There’s a spot in New York City, on 5th Avenue between 51st and 50th Streets. If you go there late at night, or early on New Year’s Day, you can actually stand in the deserted center of one of the busiest avenues in the city. The spot itself isn’t remarkable — it’s what’s around you. To your left is St. Patrick’s Cathedral and to your right is the statue of Atlas in front of Rockefeller Center.
In other words, you are literally standing between one of the world’s greatest expressions of faith and one of mankind’s most enduring symbols of science, technology and rationality.
Whenever I’ve stood in this spot, the juxtaposition of life’s two great themes has added valuable clarity into the confusion of my choices and challenges.
As we begin a new year with its delineation, both artificial and realistic, between what came before and what comes next, I think it is important to keep these two themes in their proper place.
The challenges of business, marketing and our personal lives and finances which this new year will bring will seem unexpected and insurmountable to some, expected and easily addressed by others.
When you look at life as a continual set of challenges and opportunities, when you have a method for addressing problems rationally and intelligently, applying the right tools or the right processes and then testing the outcome before moving ahead, this year’s challenges are no more daunting than last year’s.
When you have faith in your own abilities and in your own ethical core, you have the strength to face any new challenges and opportunities because you have the sure knowledge that you are up to the task, and that even if you fail at times, you will not give up and eventually will find the answer or solution.
It is only when we confuse faith and rationality, and attempt to use faith as a tool to reach our goal, that we are doomed to failure. Faith is a feeling, not a tool.
I had a client who attended a Small Business luncheon and was told by an expert consultant that she needed a blog and that it would help her business. She believed the speaker, and came to my agency and said, “I need a blog.”

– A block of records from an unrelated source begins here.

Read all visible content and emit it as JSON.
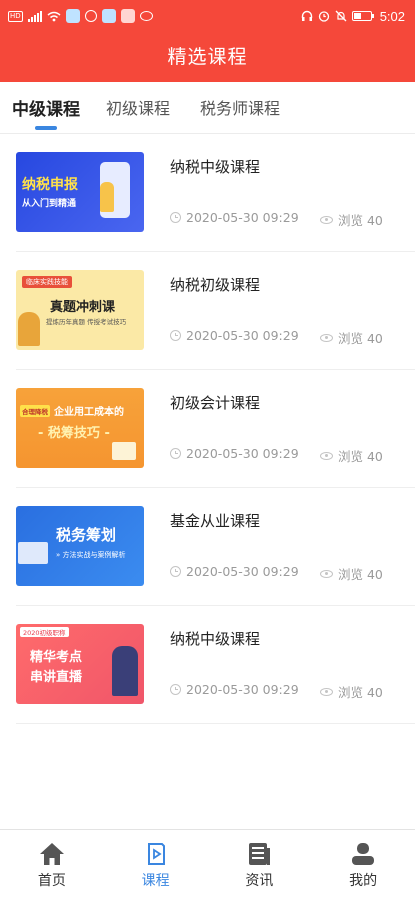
{
  "status_bar": {
    "sim_label": "HD",
    "time": "5:02"
  },
  "header": {
    "title": "精选课程",
    "bg_color": "#f5483a"
  },
  "tabs": [
    {
      "label": "中级课程",
      "active": true
    },
    {
      "label": "初级课程",
      "active": false
    },
    {
      "label": "税务师课程",
      "active": false
    }
  ],
  "courses": [
    {
      "title": "纳税中级课程",
      "date": "2020-05-30 09:29",
      "views": "浏览 40",
      "thumb": {
        "line1": "纳税申报",
        "line2": "从入门到精通",
        "bg": "#3557e8",
        "accent": "#ffd640"
      }
    },
    {
      "title": "纳税初级课程",
      "date": "2020-05-30 09:29",
      "views": "浏览 40",
      "thumb": {
        "badge": "临床实践技能",
        "line1": "真题冲刺课",
        "line2": "提炼历年真题 传授考试技巧",
        "bg": "#fbe9a6",
        "accent": "#e8503a"
      }
    },
    {
      "title": "初级会计课程",
      "date": "2020-05-30 09:29",
      "views": "浏览 40",
      "thumb": {
        "badge": "合理降税",
        "line1": "企业用工成本的",
        "line2": "- 税筹技巧 -",
        "bg": "#f7a23a",
        "accent": "#fff2b0"
      }
    },
    {
      "title": "基金从业课程",
      "date": "2020-05-30 09:29",
      "views": "浏览 40",
      "thumb": {
        "line1": "税务筹划",
        "line2": "» 方法实战与案例解析",
        "bg": "#2f7ae6",
        "accent": "#ffffff"
      }
    },
    {
      "title": "纳税中级课程",
      "date": "2020-05-30 09:29",
      "views": "浏览 40",
      "thumb": {
        "badge": "2020初级职称",
        "line1": "精华考点",
        "line2": "串讲直播",
        "bg": "#f0566a",
        "accent": "#ffffff"
      }
    }
  ],
  "bottom_nav": [
    {
      "label": "首页",
      "icon": "home-icon",
      "active": false
    },
    {
      "label": "课程",
      "icon": "course-icon",
      "active": true
    },
    {
      "label": "资讯",
      "icon": "news-icon",
      "active": false
    },
    {
      "label": "我的",
      "icon": "user-icon",
      "active": false
    }
  ],
  "accent_color": "#3a86e0"
}
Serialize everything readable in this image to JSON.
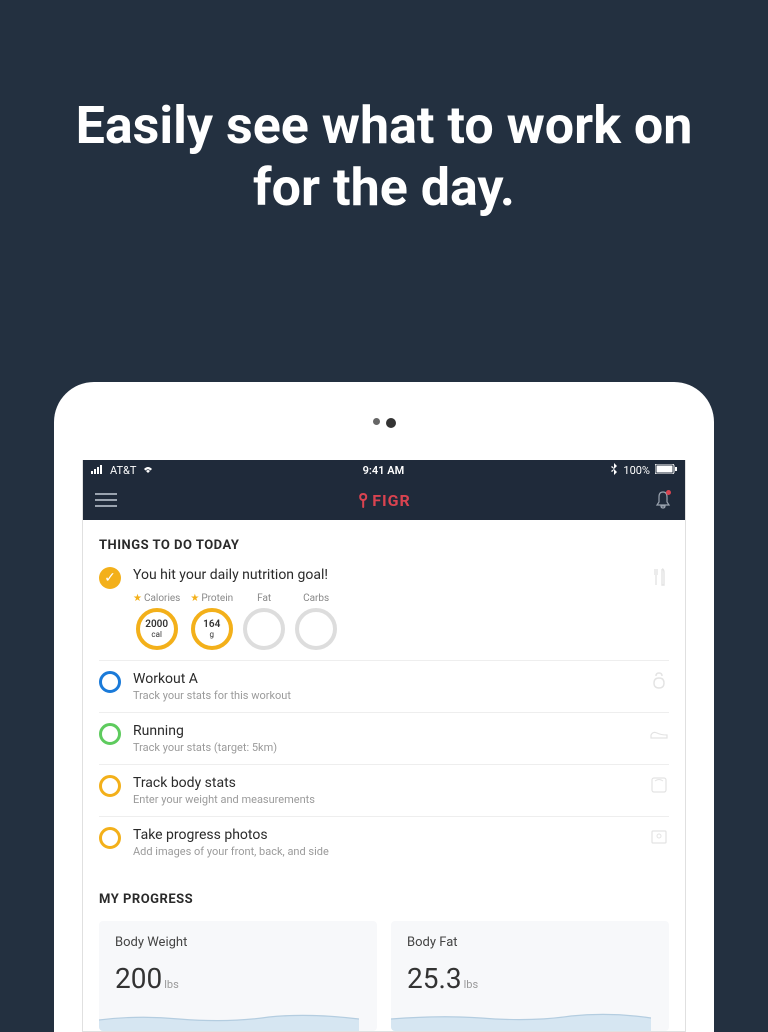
{
  "hero": "Easily see what to work on for the day.",
  "status_bar": {
    "carrier": "AT&T",
    "time": "9:41 AM",
    "battery": "100%"
  },
  "app": {
    "logo": "FIGR"
  },
  "todo": {
    "title": "THINGS TO DO TODAY",
    "nutrition": {
      "title": "You hit your daily nutrition goal!",
      "rings": [
        {
          "label": "Calories",
          "value": "2000",
          "unit": "cal",
          "filled": true,
          "starred": true
        },
        {
          "label": "Protein",
          "value": "164",
          "unit": "g",
          "filled": true,
          "starred": true
        },
        {
          "label": "Fat",
          "value": "",
          "unit": "",
          "filled": false,
          "starred": false
        },
        {
          "label": "Carbs",
          "value": "",
          "unit": "",
          "filled": false,
          "starred": false
        }
      ]
    },
    "items": [
      {
        "title": "Workout A",
        "sub": "Track your stats for this workout",
        "ring": "blue",
        "icon": "kettlebell"
      },
      {
        "title": "Running",
        "sub": "Track your stats (target: 5km)",
        "ring": "green",
        "icon": "shoe"
      },
      {
        "title": "Track body stats",
        "sub": "Enter your weight and measurements",
        "ring": "yellow",
        "icon": "scale"
      },
      {
        "title": "Take progress photos",
        "sub": "Add images of your front, back, and side",
        "ring": "yellow",
        "icon": "photo"
      }
    ]
  },
  "progress": {
    "title": "MY PROGRESS",
    "cards": [
      {
        "title": "Body Weight",
        "value": "200",
        "unit": "lbs"
      },
      {
        "title": "Body Fat",
        "value": "25.3",
        "unit": "lbs"
      }
    ]
  }
}
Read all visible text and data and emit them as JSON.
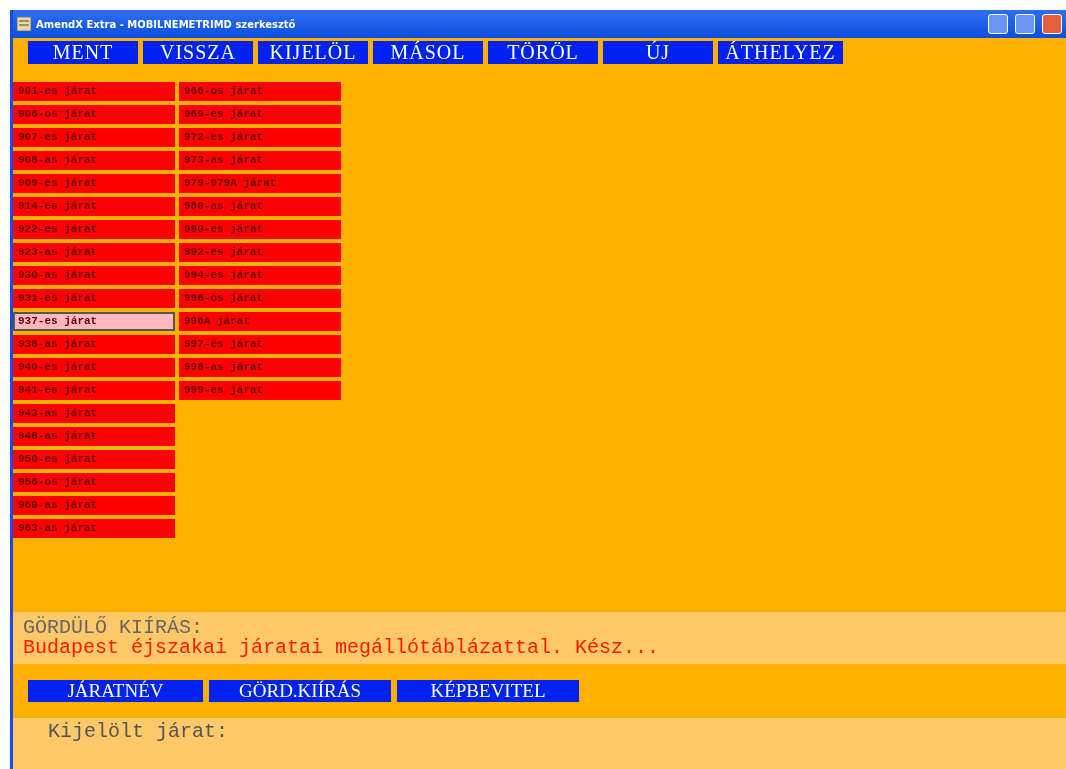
{
  "window": {
    "title": "AmendX Extra - MOBILNEMETRIMD szerkesztő"
  },
  "menu": [
    "MENT",
    "VISSZA",
    "KIJELÖL",
    "MÁSOL",
    "TÖRÖL",
    "ÚJ",
    "ÁTHELYEZ"
  ],
  "routes": [
    [
      {
        "label": "901-es járat",
        "selected": false
      },
      {
        "label": "906-os járat",
        "selected": false
      },
      {
        "label": "907-es járat",
        "selected": false
      },
      {
        "label": "908-as járat",
        "selected": false
      },
      {
        "label": "909-es járat",
        "selected": false
      },
      {
        "label": "914-es járat",
        "selected": false
      },
      {
        "label": "922-es járat",
        "selected": false
      },
      {
        "label": "923-as járat",
        "selected": false
      },
      {
        "label": "930-as járat",
        "selected": false
      },
      {
        "label": "931-es járat",
        "selected": false
      },
      {
        "label": "937-es járat",
        "selected": true
      },
      {
        "label": "938-as járat",
        "selected": false
      },
      {
        "label": "940-es járat",
        "selected": false
      },
      {
        "label": "941-es járat",
        "selected": false
      },
      {
        "label": "943-as járat",
        "selected": false
      },
      {
        "label": "948-as járat",
        "selected": false
      },
      {
        "label": "950-es járat",
        "selected": false
      },
      {
        "label": "956-os járat",
        "selected": false
      },
      {
        "label": "960-as járat",
        "selected": false
      },
      {
        "label": "963-as járat",
        "selected": false
      }
    ],
    [
      {
        "label": "966-os járat",
        "selected": false
      },
      {
        "label": "969-es járat",
        "selected": false
      },
      {
        "label": "972-es járat",
        "selected": false
      },
      {
        "label": "973-as járat",
        "selected": false
      },
      {
        "label": "979-979A járat",
        "selected": false
      },
      {
        "label": "980-as járat",
        "selected": false
      },
      {
        "label": "990-es járat",
        "selected": false
      },
      {
        "label": "992-es járat",
        "selected": false
      },
      {
        "label": "994-es járat",
        "selected": false
      },
      {
        "label": "996-os járat",
        "selected": false
      },
      {
        "label": "996A járat",
        "selected": false
      },
      {
        "label": "997-es járat",
        "selected": false
      },
      {
        "label": "998-as járat",
        "selected": false
      },
      {
        "label": "999-es járat",
        "selected": false
      }
    ]
  ],
  "ticker": {
    "label": "GÖRDÜLŐ KIÍRÁS:",
    "text": "Budapest éjszakai járatai megállótáblázattal. Kész..."
  },
  "buttons": [
    "JÁRATNÉV",
    "GÖRD.KIÍRÁS",
    "KÉPBEVITEL"
  ],
  "selected_label": "Kijelölt járat:"
}
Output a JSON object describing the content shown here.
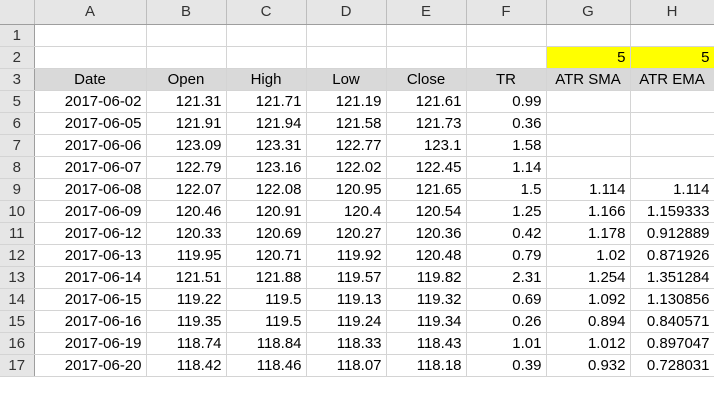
{
  "sheet": {
    "columns": [
      "A",
      "B",
      "C",
      "D",
      "E",
      "F",
      "G",
      "H"
    ],
    "highlight_color": "#ffff00",
    "header_fill_color": "#d9d9d9",
    "rows": [
      {
        "num": "1",
        "cells": [
          "",
          "",
          "",
          "",
          "",
          "",
          "",
          ""
        ]
      },
      {
        "num": "2",
        "cells": [
          "",
          "",
          "",
          "",
          "",
          "",
          "5",
          "5"
        ]
      },
      {
        "num": "3",
        "cells": [
          "Date",
          "Open",
          "High",
          "Low",
          "Close",
          "TR",
          "ATR SMA",
          "ATR EMA"
        ]
      },
      {
        "num": "5",
        "cells": [
          "2017-06-02",
          "121.31",
          "121.71",
          "121.19",
          "121.61",
          "0.99",
          "",
          ""
        ]
      },
      {
        "num": "6",
        "cells": [
          "2017-06-05",
          "121.91",
          "121.94",
          "121.58",
          "121.73",
          "0.36",
          "",
          ""
        ]
      },
      {
        "num": "7",
        "cells": [
          "2017-06-06",
          "123.09",
          "123.31",
          "122.77",
          "123.1",
          "1.58",
          "",
          ""
        ]
      },
      {
        "num": "8",
        "cells": [
          "2017-06-07",
          "122.79",
          "123.16",
          "122.02",
          "122.45",
          "1.14",
          "",
          ""
        ]
      },
      {
        "num": "9",
        "cells": [
          "2017-06-08",
          "122.07",
          "122.08",
          "120.95",
          "121.65",
          "1.5",
          "1.114",
          "1.114"
        ]
      },
      {
        "num": "10",
        "cells": [
          "2017-06-09",
          "120.46",
          "120.91",
          "120.4",
          "120.54",
          "1.25",
          "1.166",
          "1.159333"
        ]
      },
      {
        "num": "11",
        "cells": [
          "2017-06-12",
          "120.33",
          "120.69",
          "120.27",
          "120.36",
          "0.42",
          "1.178",
          "0.912889"
        ]
      },
      {
        "num": "12",
        "cells": [
          "2017-06-13",
          "119.95",
          "120.71",
          "119.92",
          "120.48",
          "0.79",
          "1.02",
          "0.871926"
        ]
      },
      {
        "num": "13",
        "cells": [
          "2017-06-14",
          "121.51",
          "121.88",
          "119.57",
          "119.82",
          "2.31",
          "1.254",
          "1.351284"
        ]
      },
      {
        "num": "14",
        "cells": [
          "2017-06-15",
          "119.22",
          "119.5",
          "119.13",
          "119.32",
          "0.69",
          "1.092",
          "1.130856"
        ]
      },
      {
        "num": "15",
        "cells": [
          "2017-06-16",
          "119.35",
          "119.5",
          "119.24",
          "119.34",
          "0.26",
          "0.894",
          "0.840571"
        ]
      },
      {
        "num": "16",
        "cells": [
          "2017-06-19",
          "118.74",
          "118.84",
          "118.33",
          "118.43",
          "1.01",
          "1.012",
          "0.897047"
        ]
      },
      {
        "num": "17",
        "cells": [
          "2017-06-20",
          "118.42",
          "118.46",
          "118.07",
          "118.18",
          "0.39",
          "0.932",
          "0.728031"
        ]
      }
    ]
  }
}
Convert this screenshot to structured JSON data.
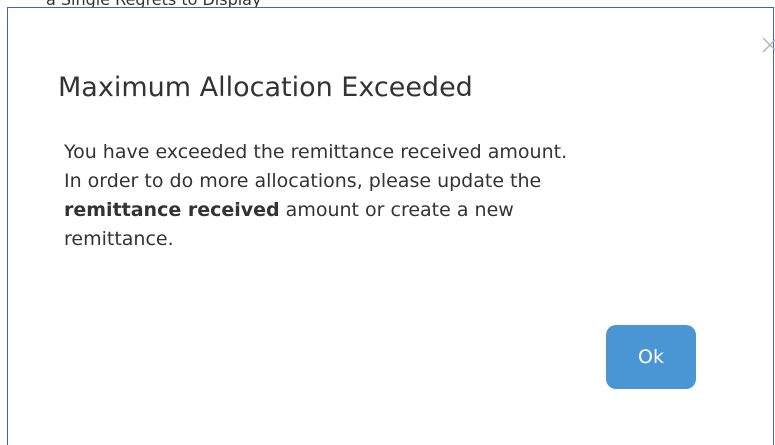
{
  "background_strip": {
    "text": "a Single Regrets to Display"
  },
  "modal": {
    "title": "Maximum Allocation Exceeded",
    "message_line_1": "You have exceeded the remittance received amount.",
    "message_line_2": "In order to do more allocations, please update the",
    "message_line_3_bold": "remittance received",
    "message_line_3_rest": " amount or create a new",
    "message_line_4": "remittance.",
    "ok_button_label": "Ok",
    "close_icon": "close-icon"
  },
  "colors": {
    "modal_border": "#3a66b5",
    "title_text": "#333333",
    "button_background": "#4a95d4",
    "button_text": "#ffffff",
    "close_icon": "#b5b5b5"
  }
}
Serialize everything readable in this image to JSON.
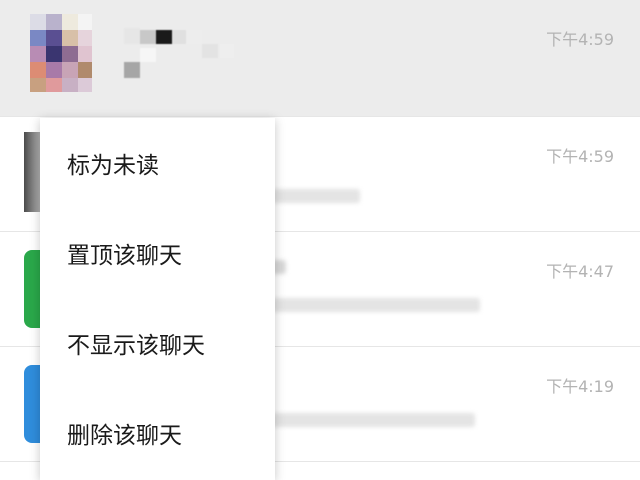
{
  "chats": [
    {
      "time": "下午4:59"
    },
    {
      "time": "下午4:59"
    },
    {
      "time": "下午4:47"
    },
    {
      "time": "下午4:19"
    }
  ],
  "context_menu": {
    "items": [
      {
        "label": "标为未读"
      },
      {
        "label": "置顶该聊天"
      },
      {
        "label": "不显示该聊天"
      },
      {
        "label": "删除该聊天"
      }
    ]
  },
  "colors": {
    "active_row_bg": "#ececec",
    "time_text": "#b3b3b3",
    "divider": "#e6e6e6",
    "avatar_green": "#2aa84a",
    "avatar_blue": "#2f8ddc"
  }
}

We discussed why she wanted a blog. We rationally explored who would be interested in reading it, and came to the conclusion that the way in which her customers find her business and what they want out of it would not be enhanced by a blog. We discussed the amount of time and effort it takes to maintain a blog, and compared it to other expenditures of effort which could have a direct impact on new customer acquisition and repeat business.
When we were done, her belief that she needed a blog and her faith in the speaker/consultant was replaced with a rational assessment of blogs and their ability to deliver ROI for her business at this time.
The conversation reminded me of the now classic, cliche conversation from the mid-90’s:
“I need a website.”
“Everybody else has one.”
“What do you want the site to do for your business?”
“I don’t know. I just know that I need one.”
We all know how well that turned out.
Now is the time to have faith in our ability to use our rationality to navigate the challenges ahead and come out of them stronger, smarter, and more able to succeed at the hard tasks at hand for our nation, our businesses and our selves.
It is not the time to reignite the war between faith and rationality that has divided and handicapped us for centuries.
So can someone please explain to me why something that’s so easy to see on 5th Avenue is so much harder to see in our own lives?